[[ MATERIAL FOR THIS TASK open ]]
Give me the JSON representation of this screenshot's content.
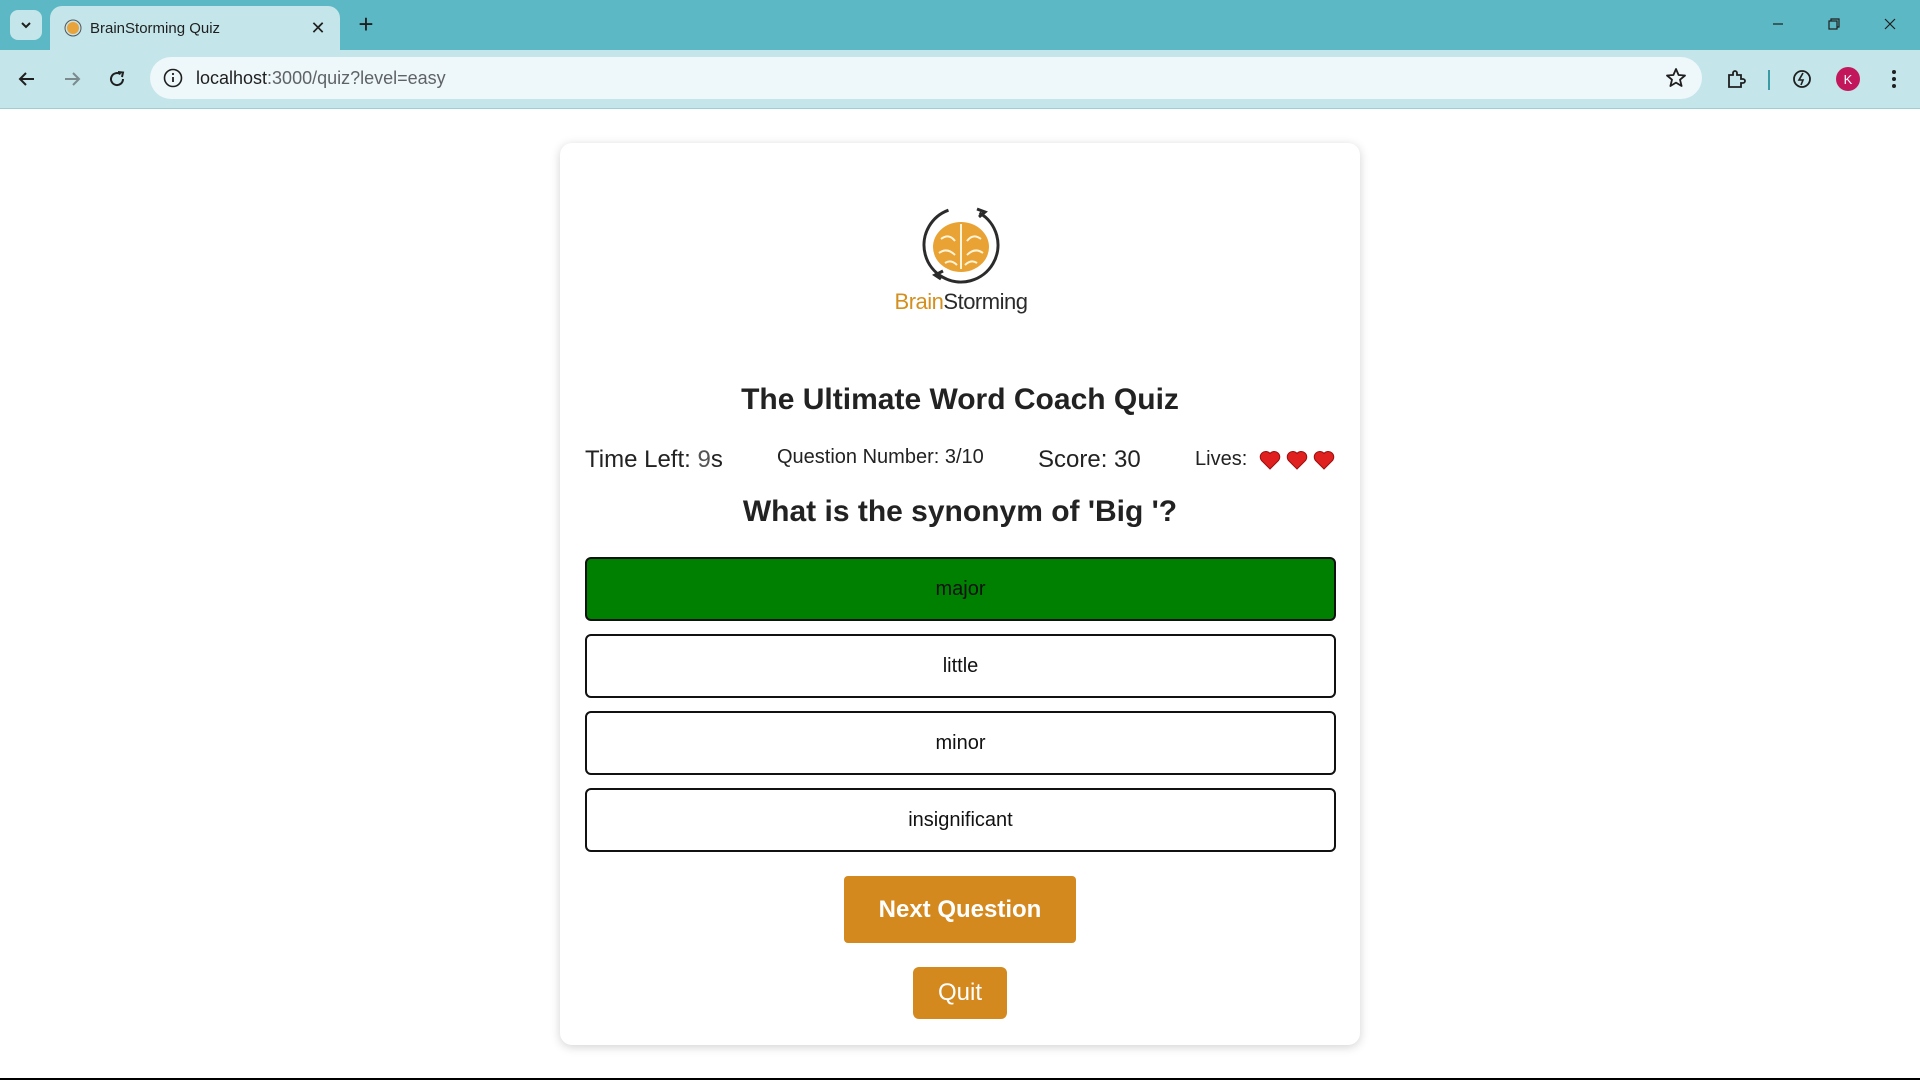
{
  "browser": {
    "tab_title": "BrainStorming Quiz",
    "url_host": "localhost",
    "url_path": ":3000/quiz?level=easy",
    "avatar_letter": "K",
    "accent_color": "#5bb8c4"
  },
  "logo": {
    "word_part1": "Brain",
    "word_part2": "Storming"
  },
  "quiz": {
    "title": "The Ultimate Word Coach Quiz",
    "time_label": "Time Left: ",
    "time_value": "9",
    "time_unit": "s",
    "question_number_text": "Question Number: 3/10",
    "score_text": "Score: 30",
    "lives_label": "Lives:",
    "lives_count": 3,
    "question": "What is the synonym of 'Big '?",
    "options": [
      "major",
      "little",
      "minor",
      "insignificant"
    ],
    "selected_option": "major",
    "selected_color": "#008000",
    "next_label": "Next Question",
    "quit_label": "Quit",
    "button_color": "#d4891f"
  }
}
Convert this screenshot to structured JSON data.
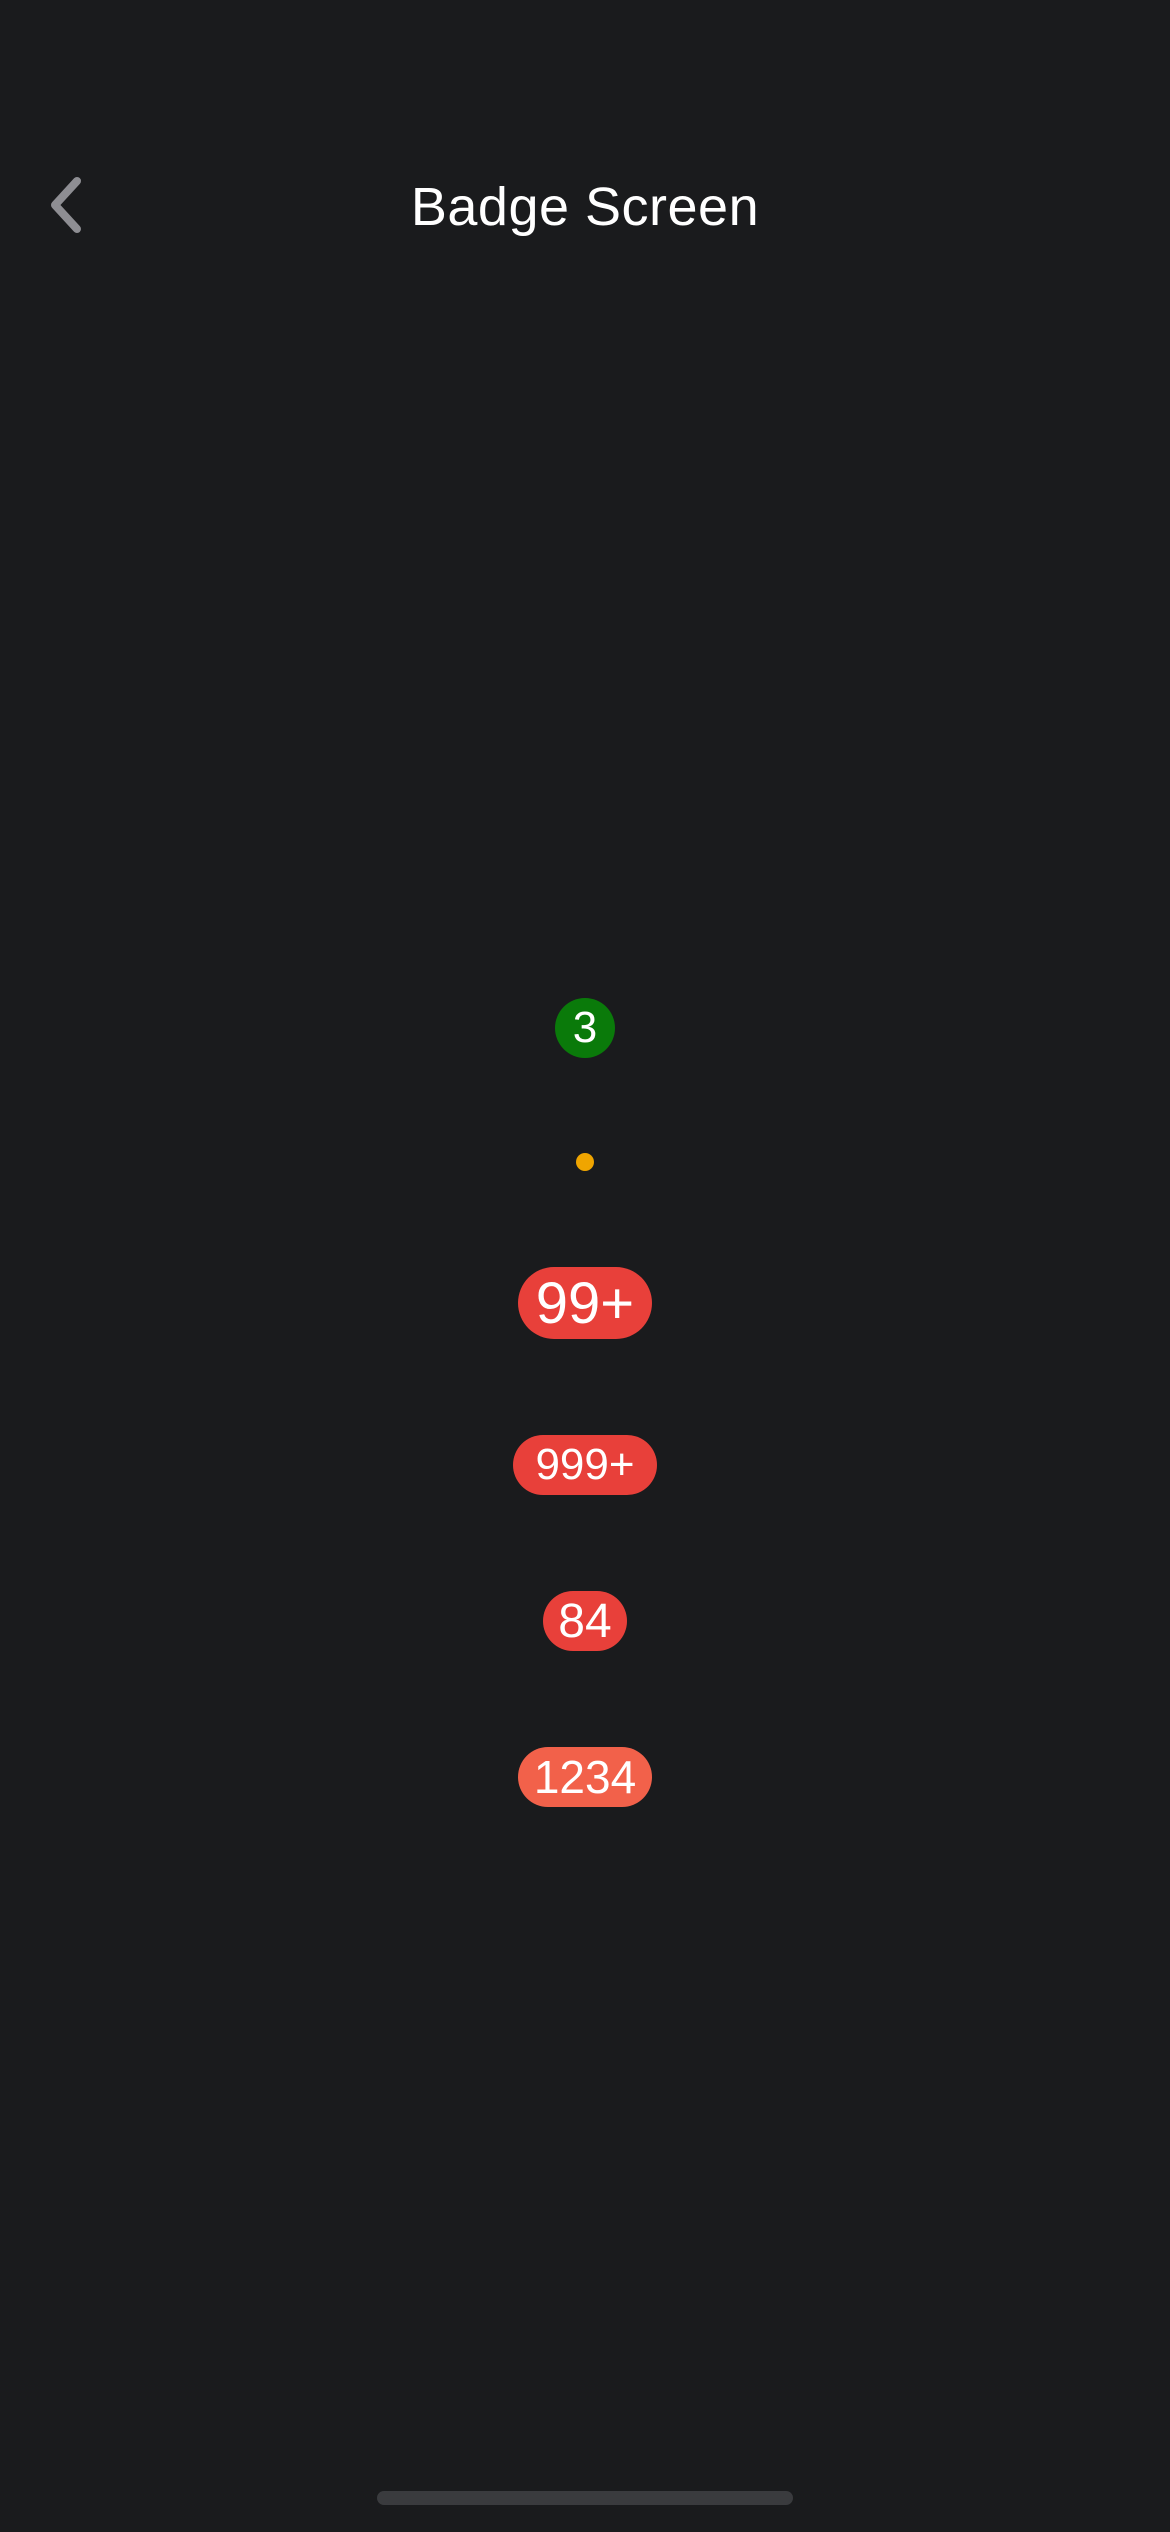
{
  "header": {
    "title": "Badge Screen",
    "back_icon": "chevron-left-icon"
  },
  "badges": [
    {
      "label": "3",
      "color": "#0a7a0a",
      "kind": "number"
    },
    {
      "label": "",
      "color": "#f0a500",
      "kind": "dot"
    },
    {
      "label": "99+",
      "color": "#e8403a",
      "kind": "number"
    },
    {
      "label": "999+",
      "color": "#e8403a",
      "kind": "number"
    },
    {
      "label": "84",
      "color": "#e8403a",
      "kind": "number"
    },
    {
      "label": "1234",
      "color": "#f2614a",
      "kind": "number"
    }
  ],
  "colors": {
    "background": "#1a1b1d",
    "text": "#ffffff",
    "home_indicator": "#3a3b3e"
  }
}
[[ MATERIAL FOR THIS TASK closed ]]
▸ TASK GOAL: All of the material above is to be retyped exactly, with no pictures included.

▸ ANSWER TO THE EXERCISE:
Give me the JSON representation of this screenshot's content.
{
  "browser": {
    "tab_title": "BrainStorming Quiz",
    "url_host": "localhost",
    "url_path": ":3000/quiz?level=easy",
    "avatar_letter": "K",
    "accent_color": "#5bb8c4"
  },
  "logo": {
    "word_part1": "Brain",
    "word_part2": "Storming"
  },
  "quiz": {
    "title": "The Ultimate Word Coach Quiz",
    "time_label": "Time Left: ",
    "time_value": "9",
    "time_unit": "s",
    "question_number_text": "Question Number: 3/10",
    "score_text": "Score: 30",
    "lives_label": "Lives:",
    "lives_count": 3,
    "question": "What is the synonym of 'Big '?",
    "options": [
      "major",
      "little",
      "minor",
      "insignificant"
    ],
    "selected_option": "major",
    "selected_color": "#008000",
    "next_label": "Next Question",
    "quit_label": "Quit",
    "button_color": "#d4891f"
  }
}
Convert this screenshot to structured JSON data.
{
  "header": {
    "title": "Badge Screen",
    "back_icon": "chevron-left-icon"
  },
  "badges": [
    {
      "label": "3",
      "color": "#0a7a0a",
      "kind": "number"
    },
    {
      "label": "",
      "color": "#f0a500",
      "kind": "dot"
    },
    {
      "label": "99+",
      "color": "#e8403a",
      "kind": "number"
    },
    {
      "label": "999+",
      "color": "#e8403a",
      "kind": "number"
    },
    {
      "label": "84",
      "color": "#e8403a",
      "kind": "number"
    },
    {
      "label": "1234",
      "color": "#f2614a",
      "kind": "number"
    }
  ],
  "colors": {
    "background": "#1a1b1d",
    "text": "#ffffff",
    "home_indicator": "#3a3b3e"
  }
}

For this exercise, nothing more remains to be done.